The five years leading up to retirement are often the time when pre-retirees really focus on their retirement planning. They want to be sure they have things in order and haven’t overlooked anything.
Here are nine things pre-retirees should be doing within five years of retirement.
#1: Develop a Retirement Budget
This is the time to look seriously at how you will live in retirement:
- Will you stay in your current house or city?
- Will you downsize or move to a lower-cost area of the country?
- What types of activities will you engage in?
These are among the questions you should ask yourself when formulating a retirement budget.
More so, it is critical you have a solid spending plan in place prior to retiring.
#2: Review Your Social Security
This is the time to review your Social Security benefits. If you haven’t already done so, get a Social Security statement online and consider getting a new one annually. Social Security has stopped mailing them out, but it is easy to go online and get one.
If you haven’t already been reviewing your statements, take some time to do so now. Have all of your years of earnings been reflected? If not, it is important to contact Social Security to get this fixed.
A key part of retirement planning is deciding when to take your Social Security benefit. While you can claim your benefit as early as age 62, this will result in a permanently reduced benefit. The difference for waiting until your full retirement age (66 for those born prior to 1955) is about 25%. The difference in waiting until age 70 versus taking the benefit at age 66 is 8% per year.
If you are married, additional planning involving your spouse will be required.
#3: Gather All Retirement Resources
This is the time to get your arms around all retirement resources that will be available to you. In addition to Social Security, here are some common accounts and sources of retirement income:
- An employer pension
- Defined contribution retirement accounts such as 401(k), 403(b) and 457 plans.
- Deferred compensation
- IRA accounts including traditional, Roth and inherited
- Investments held in a taxable account
- Grants of company stock, options or restricted shares
- Interest in a business
There could be other accounts or streams of income but these are some of the more common ones.
Another income stream could of course be income from working in retirement, and if this is part of the picture for you this should be considered as well.
It is important to get your arms around all potential sources of retirement income so you know where you stand.
#4: Do a Retirement Financial Projection
It’s important to do a retirement projection that takes your various resources and translates those into a retirement income stream. While retirement projections are not set in stone, they can give you a good idea of how much income your financial resources can provide.
Once this is done, compare the amount of income you can reasonably expect to receive to finance your desired retirement lifestyle. If your cash inflows are greater than necessary, that’s fantastic. If not, you still have a few years to figure out how to close any gaps.
You have two main choices here:
- Look at paring expenses.
- Work a bit longer.
#5: Stress Test Your Projection

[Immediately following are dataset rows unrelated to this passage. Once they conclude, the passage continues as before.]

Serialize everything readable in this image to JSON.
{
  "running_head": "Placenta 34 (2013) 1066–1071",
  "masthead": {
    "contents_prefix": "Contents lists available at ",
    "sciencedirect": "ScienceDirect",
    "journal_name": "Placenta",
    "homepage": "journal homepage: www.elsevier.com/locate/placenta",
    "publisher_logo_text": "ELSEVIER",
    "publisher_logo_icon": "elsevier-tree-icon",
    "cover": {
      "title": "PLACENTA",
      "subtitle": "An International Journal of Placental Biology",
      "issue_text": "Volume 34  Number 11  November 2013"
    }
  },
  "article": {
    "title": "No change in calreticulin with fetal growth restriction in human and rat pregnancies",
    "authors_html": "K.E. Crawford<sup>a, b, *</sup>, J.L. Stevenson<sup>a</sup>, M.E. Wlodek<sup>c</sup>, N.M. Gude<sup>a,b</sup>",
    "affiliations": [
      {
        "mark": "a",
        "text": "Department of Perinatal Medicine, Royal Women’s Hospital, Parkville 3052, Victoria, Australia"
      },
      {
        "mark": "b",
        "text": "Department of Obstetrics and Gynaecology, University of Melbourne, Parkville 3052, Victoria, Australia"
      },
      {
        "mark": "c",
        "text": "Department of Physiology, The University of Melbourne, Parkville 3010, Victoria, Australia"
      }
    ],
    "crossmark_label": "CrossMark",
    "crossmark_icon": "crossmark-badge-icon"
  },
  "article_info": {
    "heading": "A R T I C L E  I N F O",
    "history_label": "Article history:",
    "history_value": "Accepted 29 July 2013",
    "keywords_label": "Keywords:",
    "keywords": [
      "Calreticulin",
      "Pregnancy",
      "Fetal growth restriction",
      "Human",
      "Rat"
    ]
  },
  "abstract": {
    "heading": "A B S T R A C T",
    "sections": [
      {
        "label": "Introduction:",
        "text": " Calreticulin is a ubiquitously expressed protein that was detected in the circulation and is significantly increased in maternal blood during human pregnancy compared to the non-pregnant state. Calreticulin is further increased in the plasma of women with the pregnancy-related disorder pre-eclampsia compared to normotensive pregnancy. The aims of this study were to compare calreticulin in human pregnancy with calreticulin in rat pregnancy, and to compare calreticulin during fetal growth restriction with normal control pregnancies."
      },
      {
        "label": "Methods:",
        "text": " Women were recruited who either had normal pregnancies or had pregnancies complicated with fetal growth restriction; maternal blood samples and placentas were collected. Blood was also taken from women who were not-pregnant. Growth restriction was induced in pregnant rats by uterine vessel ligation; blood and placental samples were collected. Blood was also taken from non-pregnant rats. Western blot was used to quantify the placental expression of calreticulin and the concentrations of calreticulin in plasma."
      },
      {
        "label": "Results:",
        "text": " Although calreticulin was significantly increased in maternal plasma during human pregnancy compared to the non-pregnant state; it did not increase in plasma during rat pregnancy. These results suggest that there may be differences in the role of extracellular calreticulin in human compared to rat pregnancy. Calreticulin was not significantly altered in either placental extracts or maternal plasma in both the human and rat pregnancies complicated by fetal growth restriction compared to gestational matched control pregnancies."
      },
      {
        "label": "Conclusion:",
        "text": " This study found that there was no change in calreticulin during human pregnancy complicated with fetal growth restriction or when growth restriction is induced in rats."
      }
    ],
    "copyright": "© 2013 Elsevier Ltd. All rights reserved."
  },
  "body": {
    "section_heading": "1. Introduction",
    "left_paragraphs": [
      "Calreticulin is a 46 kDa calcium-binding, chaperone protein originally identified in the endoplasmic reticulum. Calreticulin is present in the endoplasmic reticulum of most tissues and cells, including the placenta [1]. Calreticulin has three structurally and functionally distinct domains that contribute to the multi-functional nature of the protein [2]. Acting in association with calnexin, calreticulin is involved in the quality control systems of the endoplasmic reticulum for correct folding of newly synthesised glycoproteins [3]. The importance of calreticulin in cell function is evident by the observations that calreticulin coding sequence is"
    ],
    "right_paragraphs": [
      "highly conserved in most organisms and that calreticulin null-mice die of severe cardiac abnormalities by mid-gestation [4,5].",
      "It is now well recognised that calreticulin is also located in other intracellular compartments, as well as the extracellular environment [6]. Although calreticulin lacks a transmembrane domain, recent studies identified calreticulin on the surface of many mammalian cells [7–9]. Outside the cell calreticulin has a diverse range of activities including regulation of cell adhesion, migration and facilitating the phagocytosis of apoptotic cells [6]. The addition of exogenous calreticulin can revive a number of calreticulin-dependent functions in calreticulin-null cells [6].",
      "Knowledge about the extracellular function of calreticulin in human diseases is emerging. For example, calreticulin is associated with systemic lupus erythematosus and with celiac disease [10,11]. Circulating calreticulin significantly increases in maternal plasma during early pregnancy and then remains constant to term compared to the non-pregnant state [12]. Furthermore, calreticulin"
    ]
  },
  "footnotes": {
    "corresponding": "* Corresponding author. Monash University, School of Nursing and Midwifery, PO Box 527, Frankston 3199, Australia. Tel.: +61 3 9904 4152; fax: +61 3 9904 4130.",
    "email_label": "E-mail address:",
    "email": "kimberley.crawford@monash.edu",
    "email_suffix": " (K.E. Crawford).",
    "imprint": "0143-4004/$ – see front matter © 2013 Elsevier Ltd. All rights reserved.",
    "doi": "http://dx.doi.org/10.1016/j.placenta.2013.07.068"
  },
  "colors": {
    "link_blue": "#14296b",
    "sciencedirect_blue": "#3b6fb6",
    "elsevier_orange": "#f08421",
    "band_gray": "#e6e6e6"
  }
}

It’s not enough just to do a retirement financial projection; you also need to stress test it. By this we mean think of all that could go wrong and try to determine the impact these things might have on the quality of your retirement.
These might include the impact of higher-than-anticipated inflation or a major drop in the stock market. What happens if you are laid off from your job or become seriously ill before you are ready to retire?
#6: Maximize Your Retirement Savings
For many of you the years leading up to retirement will be your top earning years. While you don’t have the same gift of time as your Millennial or Gen X children, it is still important to salt away as much as possible in any workplace retirement plan available to you. These dollars will still add up.
Additionally, if you have access to one, consider funding a health savings account (HSA). Ideally you can pay any out-of-pocket medical costs from other sources and let this balance grow tax free to be available to cover medical costs, including Medicare, in retirement.
#7: Plan for Medical Care
Be sure to have your strategy in place for covering the costs of health care in retirement. Know the rules for Medicare including when to apply. If you will be working past age 65, know if your employer’s coverage will be primary.
Above all be sure to include the cost of medical care in your financial projections. Fidelity has projected that an average couple aged 65 will spend $245,000 for medical care over the course of their retirement.
#8: Plan Your Withdrawal Strategy
It is important to begin planning your withdrawal strategy prior to retirement. If you have a variety of account types such as taxable, tax-deferred and perhaps others, it is critical to have a plan for which accounts you will tap and in what order.
This plan should be reviewed annually once you reach retirement and will likely be adjusted a bit each year depending upon any changes in your situation.
Taxes can play a critical role in your retirement and proper planning can really make a difference in terms of the amount of spendable income generated. Various types of accounts carry different tax implications when you take distributions.
#9: Seek Professional Help if Needed
This is a time when many pre-retirees reach out to a professional financial planner to review their situation and provide guidance. Whether or not you decide to do this is up to you and will depend on your situation and your comfort level with doing your own financial planning.
If you do go this route, consider hiring a fee-only financial advisor who does not earn compensation from the sale of financial products.
The years leading up to retirement should be used to refine your planning and to ensure you are on track to a smooth and happy retirement. This is the time to hone your spending plan and to confirm your financial resources will support your desired lifestyle. This is also the time to tweak your plans and make any adjustments that are needed.